As at 4 July 2017, the FTSE 100 index – the UK’s premier all share index – was trading at 7,357.23, down 0.27% or 19.86 points. Over the past 1 year, the FTSE 100 index has rallied by 12.80%. If we look at the 52-week trading range of the UK all share index, it has performed remarkably well from its low of 6,432.47. On the upper end of the spectrum, the FTSE 100 index topped out at 7,598.99 recently. When experts evaluate the performance of the FTSE 100 index, they look at the constituents of the index, and the weighting of each of these components. If we look at the percentage change in value of index constituents over 1 year, the following companies are up the most:
- 3i Group PLC (up 59.84% at 893.50 P)
- Antofagasta PLC (up 71.35% at 823.50 P)
- Barclays PLC (up 51.56% at 206.95 P)
- Carnival PLC (up 50.03% at 5065.00 P)
- G4S PLC (up 82.90% at 326.30 P)
- Glencore PLC (up 86.54% at 303.60 P)
- HSBC holdings PLC (up 55.62% at 721.70 P)
- International Consolidated Airlines Group SA (up 63.20% at 612.00 P)
- Persimmon PLC (up 59.65% at 2291.00 P)
- Royal Bank of Scotland PLC (up 52.72% at 255.80 P)
- James Place PLC (up 50.79% at 1195.00 P)
- WorldPay Group PLC (up 53.04% at 408.00 P)
The reason we are seeing bullish sentiment driving the FTSE 100 index, in the face of overwhelming geopolitical uncertainty for the UK, is GBP weakness. Consider for a moment the exchange rate of the GBP/USD pair on the date that Britons voted for a Brexit, and the current exchange rate. On June 23, 2016, the GBP/USD pair was averaging 1.4879. Today, the GBP/USD pair is trading at 1.2921. That means that for every £1 that you had on June 23, you would get $1.4879, but today that same £1 is only worth $1.2921.
The reason this has such a dramatic effect on the FTSE 100 index is simple: Approximately 70% of the companies trading on the FTSE 100 index derive their revenues in Europe and abroad. This means that foreign currency earnings are worth more per unit in GBP terms than they were a year ago. This increases the repatriated earnings in GBP, and also serves to boost the share prices of these companies. In short: trading experts like Stanley N Phillips advise traders to follow the movements of the GBP vis-à-vis the FTSE 100 index. A strong inverse relationship currently exists between the performance of the sterling and the performance of the FTSE 100 index.
How Should Traders Compare the FTSE 250 Index to the FTSE 100 Index?

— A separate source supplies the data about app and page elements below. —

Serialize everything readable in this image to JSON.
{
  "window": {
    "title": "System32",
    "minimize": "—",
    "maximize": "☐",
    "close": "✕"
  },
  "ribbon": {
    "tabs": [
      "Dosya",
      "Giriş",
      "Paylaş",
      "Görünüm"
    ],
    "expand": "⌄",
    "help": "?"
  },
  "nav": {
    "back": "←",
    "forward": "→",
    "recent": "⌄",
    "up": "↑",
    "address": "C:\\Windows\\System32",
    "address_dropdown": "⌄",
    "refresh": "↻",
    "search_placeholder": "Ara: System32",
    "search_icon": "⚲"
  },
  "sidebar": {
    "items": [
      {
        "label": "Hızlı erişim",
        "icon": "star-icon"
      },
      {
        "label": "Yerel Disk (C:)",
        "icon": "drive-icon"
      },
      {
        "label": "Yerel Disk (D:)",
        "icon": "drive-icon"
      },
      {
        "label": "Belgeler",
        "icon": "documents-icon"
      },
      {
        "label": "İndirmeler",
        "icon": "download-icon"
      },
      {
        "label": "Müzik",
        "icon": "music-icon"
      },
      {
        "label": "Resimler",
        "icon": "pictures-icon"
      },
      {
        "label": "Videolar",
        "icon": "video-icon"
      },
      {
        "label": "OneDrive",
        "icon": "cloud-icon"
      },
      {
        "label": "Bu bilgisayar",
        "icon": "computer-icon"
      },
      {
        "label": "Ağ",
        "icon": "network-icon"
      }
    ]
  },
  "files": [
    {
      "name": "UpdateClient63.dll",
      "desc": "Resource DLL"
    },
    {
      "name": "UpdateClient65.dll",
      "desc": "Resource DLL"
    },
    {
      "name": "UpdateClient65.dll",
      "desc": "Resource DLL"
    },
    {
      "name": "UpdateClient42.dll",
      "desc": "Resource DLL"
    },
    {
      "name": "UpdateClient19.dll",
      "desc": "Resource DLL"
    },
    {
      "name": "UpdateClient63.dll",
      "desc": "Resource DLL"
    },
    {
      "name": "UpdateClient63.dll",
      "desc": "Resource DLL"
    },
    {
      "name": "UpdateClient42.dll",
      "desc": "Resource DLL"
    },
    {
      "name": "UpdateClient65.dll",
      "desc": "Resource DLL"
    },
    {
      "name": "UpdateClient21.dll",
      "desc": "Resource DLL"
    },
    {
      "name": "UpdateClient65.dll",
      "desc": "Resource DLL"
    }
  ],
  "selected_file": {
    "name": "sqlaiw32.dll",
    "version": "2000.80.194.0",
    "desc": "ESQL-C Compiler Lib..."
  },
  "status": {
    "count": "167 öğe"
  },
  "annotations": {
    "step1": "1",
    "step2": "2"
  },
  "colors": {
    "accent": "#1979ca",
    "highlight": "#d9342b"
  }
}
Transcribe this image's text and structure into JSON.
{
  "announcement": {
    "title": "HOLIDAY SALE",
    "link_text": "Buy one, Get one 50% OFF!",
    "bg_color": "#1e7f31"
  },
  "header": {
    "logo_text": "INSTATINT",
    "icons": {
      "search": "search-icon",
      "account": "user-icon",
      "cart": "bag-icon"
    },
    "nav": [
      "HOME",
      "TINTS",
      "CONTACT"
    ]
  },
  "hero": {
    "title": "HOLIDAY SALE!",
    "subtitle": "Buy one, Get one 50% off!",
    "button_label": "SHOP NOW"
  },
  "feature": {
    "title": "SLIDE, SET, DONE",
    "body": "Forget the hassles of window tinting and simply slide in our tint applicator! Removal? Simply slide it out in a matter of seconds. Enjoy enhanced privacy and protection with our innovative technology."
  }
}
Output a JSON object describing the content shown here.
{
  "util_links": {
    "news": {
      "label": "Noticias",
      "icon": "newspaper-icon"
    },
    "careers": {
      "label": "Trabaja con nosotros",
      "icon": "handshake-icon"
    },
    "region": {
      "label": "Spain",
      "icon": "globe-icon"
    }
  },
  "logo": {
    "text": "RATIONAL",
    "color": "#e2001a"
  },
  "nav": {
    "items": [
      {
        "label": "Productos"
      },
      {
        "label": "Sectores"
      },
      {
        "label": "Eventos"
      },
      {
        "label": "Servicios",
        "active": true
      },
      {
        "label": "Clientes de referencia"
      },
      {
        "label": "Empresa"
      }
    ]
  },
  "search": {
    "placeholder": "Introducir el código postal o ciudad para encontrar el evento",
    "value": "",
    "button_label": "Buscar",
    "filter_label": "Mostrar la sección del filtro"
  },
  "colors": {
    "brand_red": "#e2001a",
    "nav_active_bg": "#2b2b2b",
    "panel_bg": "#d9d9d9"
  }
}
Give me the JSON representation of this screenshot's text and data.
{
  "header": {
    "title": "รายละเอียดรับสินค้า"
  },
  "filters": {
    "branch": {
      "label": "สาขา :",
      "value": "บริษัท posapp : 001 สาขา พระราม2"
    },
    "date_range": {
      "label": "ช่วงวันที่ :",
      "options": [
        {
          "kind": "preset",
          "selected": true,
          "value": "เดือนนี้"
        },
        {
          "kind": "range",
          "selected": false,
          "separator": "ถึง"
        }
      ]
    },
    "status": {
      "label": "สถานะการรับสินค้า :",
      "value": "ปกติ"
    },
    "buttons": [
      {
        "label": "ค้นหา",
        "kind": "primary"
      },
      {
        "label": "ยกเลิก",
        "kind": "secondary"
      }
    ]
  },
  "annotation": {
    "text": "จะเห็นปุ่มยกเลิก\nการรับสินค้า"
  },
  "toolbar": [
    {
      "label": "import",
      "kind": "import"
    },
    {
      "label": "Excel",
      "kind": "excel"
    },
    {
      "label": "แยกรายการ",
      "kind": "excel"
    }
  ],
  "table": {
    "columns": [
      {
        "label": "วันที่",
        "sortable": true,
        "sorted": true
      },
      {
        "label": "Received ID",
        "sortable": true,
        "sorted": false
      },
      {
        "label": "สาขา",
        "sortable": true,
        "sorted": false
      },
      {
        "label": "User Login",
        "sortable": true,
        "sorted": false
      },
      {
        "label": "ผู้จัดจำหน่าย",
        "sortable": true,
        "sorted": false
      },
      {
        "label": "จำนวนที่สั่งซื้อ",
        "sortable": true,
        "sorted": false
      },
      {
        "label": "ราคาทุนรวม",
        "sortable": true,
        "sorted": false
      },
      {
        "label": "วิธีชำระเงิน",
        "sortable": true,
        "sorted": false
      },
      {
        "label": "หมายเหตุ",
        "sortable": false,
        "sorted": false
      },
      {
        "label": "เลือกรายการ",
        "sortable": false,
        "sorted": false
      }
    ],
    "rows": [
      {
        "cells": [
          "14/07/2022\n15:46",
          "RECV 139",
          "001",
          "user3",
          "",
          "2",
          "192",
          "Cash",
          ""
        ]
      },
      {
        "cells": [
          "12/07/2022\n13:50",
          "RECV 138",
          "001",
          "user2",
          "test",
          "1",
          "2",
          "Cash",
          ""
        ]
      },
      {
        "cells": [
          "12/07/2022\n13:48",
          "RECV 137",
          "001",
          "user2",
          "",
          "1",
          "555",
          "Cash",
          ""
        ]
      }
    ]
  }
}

When we evaluate the performance of the FTSE 250 index, it’s a different story. The FTSE 250 index lists companies that are primarily based in the United Kingdom and derive their profits at home. The FTSE 250 index is currently trading at 19,301.47. On June 23, 2016, the FTSE 250 index was trading at 17,333.51. That means it has gained 1,967.96 points in 1 year, for an overall percentage appreciation of 11.35%. This is slightly less than the FTSE 100 index.
This perplexing performance of the domestic stock market is attributed to the resilience of listed companies and the GBP. After the GBP plunged to a 31-year low against the greenback post-Brexit, it’s slowly clawed its way back to respectability. This helped domestic companies with their import purchases, and maintained a modicum of respectability on the bourses. In 2017 alone, the FTSE 250 index has outperformed the FTSE 100 index by approximately by 8.21% versus 1.28%. Domestic factors such as a stable UK government, a calm Bank of England, and a carefully mapped out Brexit negotiations strategy will certainly benefit the GBP and the FTSE 250.